you were doin' just fine
It seems like just yesterday
I was laughing with you
Playing games at Grandma's house
well you taught me well, didn't you?
I hope I'm just like you

Do they have radios in heaven?
I hope they do
'Cause they're playing my song on the radio
And I'm singing it to you

You left before I had a chance to say goodbye
But that's the way life usually is
it just passes you by
But you can't hold on to regrets and you can't look back
So I'll just be thankful for the times that I had with you
I hope I'm just like you

Do they have radios in heaven?
I hope they do
'Cause they're playing my song on the radio
And I'm singing it to you
If they don't have radios in heaven
here's what I'll do
I can bring my guitar when my time is up and I'll play it for you

Tell me can you hear me now
if not, then I can try to sing real loud
What's it like up on the other side of the clouds?
I hope I'm just like you
I hope I turn out to be as good as you

Friday, October 02, 2009

2016 Olympics

I have to admit, I'm really glad that Chicago lost their bid for the 2016 Olympics. I live in downstate Illinois and even though I enjoy visiting the city, the politicians of the city think they are royalty and that Chicago is the State of Illinois. Being from downstate, it's nice to see them have to eat some humble pie for a change. I was rooting for Rio de Janeiro to win (South America has never hosted an Olympics). I'm glad they did.

12 ANGRY MEN Teaser Preview

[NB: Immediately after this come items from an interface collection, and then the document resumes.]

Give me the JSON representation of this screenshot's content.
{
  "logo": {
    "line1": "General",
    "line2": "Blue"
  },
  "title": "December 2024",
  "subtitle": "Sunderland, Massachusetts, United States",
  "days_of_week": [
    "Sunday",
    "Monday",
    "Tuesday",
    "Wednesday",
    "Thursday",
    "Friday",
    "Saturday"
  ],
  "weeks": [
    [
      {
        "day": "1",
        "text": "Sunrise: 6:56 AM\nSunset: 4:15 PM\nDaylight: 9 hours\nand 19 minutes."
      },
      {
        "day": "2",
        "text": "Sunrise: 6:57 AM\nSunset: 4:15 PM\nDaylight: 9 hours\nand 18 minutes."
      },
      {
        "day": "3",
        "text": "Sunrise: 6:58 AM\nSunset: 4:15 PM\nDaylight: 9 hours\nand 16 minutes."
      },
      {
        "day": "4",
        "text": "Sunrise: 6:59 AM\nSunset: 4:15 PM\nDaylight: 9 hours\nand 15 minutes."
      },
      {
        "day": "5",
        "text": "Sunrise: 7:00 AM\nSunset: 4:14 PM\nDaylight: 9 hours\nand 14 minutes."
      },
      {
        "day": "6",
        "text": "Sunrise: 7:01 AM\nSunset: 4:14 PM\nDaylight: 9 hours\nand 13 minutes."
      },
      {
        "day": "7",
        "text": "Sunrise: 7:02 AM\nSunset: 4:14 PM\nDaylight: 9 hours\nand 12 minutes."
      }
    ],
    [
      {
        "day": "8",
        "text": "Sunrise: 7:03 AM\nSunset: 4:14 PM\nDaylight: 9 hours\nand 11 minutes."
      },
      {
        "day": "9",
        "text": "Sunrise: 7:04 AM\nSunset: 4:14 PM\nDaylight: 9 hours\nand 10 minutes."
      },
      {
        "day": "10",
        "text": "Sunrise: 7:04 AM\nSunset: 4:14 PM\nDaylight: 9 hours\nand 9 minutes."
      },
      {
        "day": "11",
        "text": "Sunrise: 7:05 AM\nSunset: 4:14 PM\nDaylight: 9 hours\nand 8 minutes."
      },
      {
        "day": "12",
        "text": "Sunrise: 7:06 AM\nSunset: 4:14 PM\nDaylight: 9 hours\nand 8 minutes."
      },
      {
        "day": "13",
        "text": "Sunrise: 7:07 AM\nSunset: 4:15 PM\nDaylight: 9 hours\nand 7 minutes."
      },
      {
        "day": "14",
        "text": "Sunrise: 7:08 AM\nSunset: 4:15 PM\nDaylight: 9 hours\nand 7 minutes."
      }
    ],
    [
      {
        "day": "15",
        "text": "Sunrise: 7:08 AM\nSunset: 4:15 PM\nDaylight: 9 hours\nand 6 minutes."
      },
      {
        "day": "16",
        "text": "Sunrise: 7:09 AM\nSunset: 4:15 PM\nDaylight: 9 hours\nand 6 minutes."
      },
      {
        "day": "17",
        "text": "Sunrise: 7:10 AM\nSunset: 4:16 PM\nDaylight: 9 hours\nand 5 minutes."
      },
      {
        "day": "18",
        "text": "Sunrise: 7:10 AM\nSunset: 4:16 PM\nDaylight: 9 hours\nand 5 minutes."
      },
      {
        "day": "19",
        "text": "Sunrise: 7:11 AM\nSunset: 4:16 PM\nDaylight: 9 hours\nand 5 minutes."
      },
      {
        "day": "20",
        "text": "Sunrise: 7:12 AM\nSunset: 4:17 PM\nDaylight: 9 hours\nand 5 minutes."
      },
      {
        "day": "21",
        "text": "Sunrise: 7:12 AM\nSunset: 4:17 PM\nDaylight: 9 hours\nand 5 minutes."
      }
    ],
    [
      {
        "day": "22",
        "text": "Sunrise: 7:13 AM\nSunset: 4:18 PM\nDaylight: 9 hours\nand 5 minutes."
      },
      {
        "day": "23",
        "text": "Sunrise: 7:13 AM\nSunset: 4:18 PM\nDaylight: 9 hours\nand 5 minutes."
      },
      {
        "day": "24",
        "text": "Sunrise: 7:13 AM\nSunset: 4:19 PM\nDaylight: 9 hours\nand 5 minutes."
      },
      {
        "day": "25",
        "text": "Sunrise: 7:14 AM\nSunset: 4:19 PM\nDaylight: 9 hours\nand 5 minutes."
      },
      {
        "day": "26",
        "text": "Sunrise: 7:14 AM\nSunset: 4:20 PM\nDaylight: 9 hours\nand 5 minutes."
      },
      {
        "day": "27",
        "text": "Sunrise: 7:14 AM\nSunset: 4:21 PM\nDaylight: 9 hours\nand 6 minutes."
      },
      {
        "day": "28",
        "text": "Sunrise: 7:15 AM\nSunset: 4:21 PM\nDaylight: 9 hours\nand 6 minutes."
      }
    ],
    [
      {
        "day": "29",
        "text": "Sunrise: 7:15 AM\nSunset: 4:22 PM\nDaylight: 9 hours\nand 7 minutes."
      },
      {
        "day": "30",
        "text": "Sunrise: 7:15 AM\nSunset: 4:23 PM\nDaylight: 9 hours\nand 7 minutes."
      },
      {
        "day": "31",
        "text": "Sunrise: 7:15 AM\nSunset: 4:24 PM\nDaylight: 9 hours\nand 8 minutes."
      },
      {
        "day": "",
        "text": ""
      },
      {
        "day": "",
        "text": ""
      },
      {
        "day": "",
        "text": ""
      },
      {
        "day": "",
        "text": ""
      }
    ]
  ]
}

Here's a teaser preview of one just one of the tension-filled dramatic scenes from Hard Road Theatre's production of 12 ANGRY MEN.